Source:J Psychiatry Neurosci, Volume 42, Issue 4, p.262-272 (2017)
BACKGROUND: Schizophrenia is associated with important disturbances in empathy that are related to everyday functioning. Empathy is classically defined as including affective (sharing others' emotions) and cognitive (taking others' cognitive perspectives) processes. In healthy individuals, studies on empathy for pain revealed specific brain systems associated with these sets of processes, notably the anterior middle cingulate (aMCC) and anterior insula (AI) for affective sharing and the bilateral temporoparietal junction (TPJ) for the cognitive processes, but the integrity of these systems in patients with schizophrenia remains uncertain.
METHODS: Patients with schizophrenia and healthy controls performed a pain empathy task while undergoing fMRI scanning. Participants observed pictures of hands in either painful or nonpainful situations and rated the level of pain while imagining either themselves (self) or an unknown person (other) in these situations.
RESULTS: We included 27 patients with schizophrenia and 21 healthy controls in our analyses. For the pain versus no pain contrast, patients showed overall typical activation patterns in the aMCC and AI, with only a small part of the aMCC showing reduced activation compared with controls. For the other versus self contrast, patients showed an abnormal modulation of activation in the TPJ bilaterally (extending to the posterior superior temporal sulcus, referred to as the TPJ/pSTS).
LIMITATIONS: The design included an unnecessary manipulation of the visual perspective that reduced the number of trials for analysis. The sample size may not account for the heterogeneity of schizophrenia.
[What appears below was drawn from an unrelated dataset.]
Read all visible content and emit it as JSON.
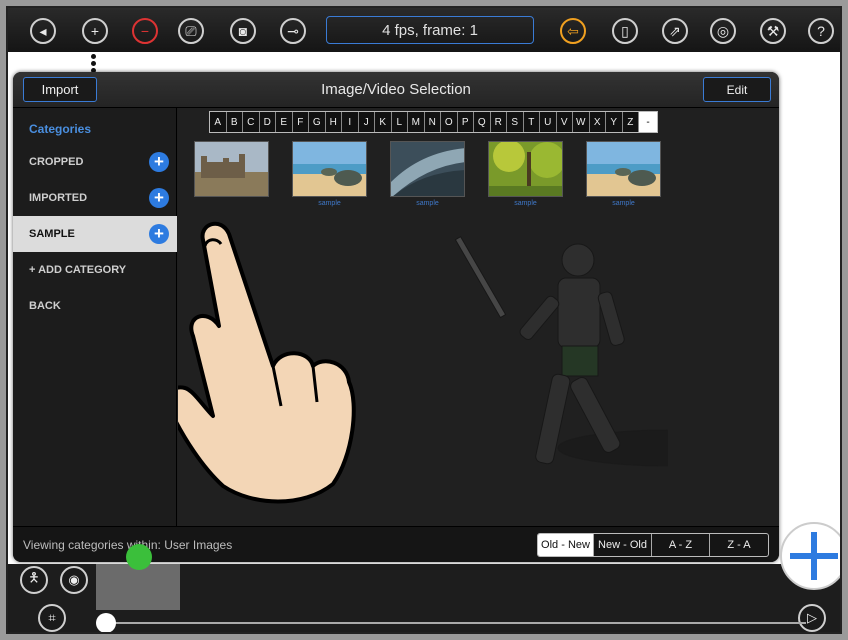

CONCLUSION: People with schizophrenia showed relatively intact brain activation when observing others' pain, but showed abnormalities when asked to take the cognitive perspectives of others.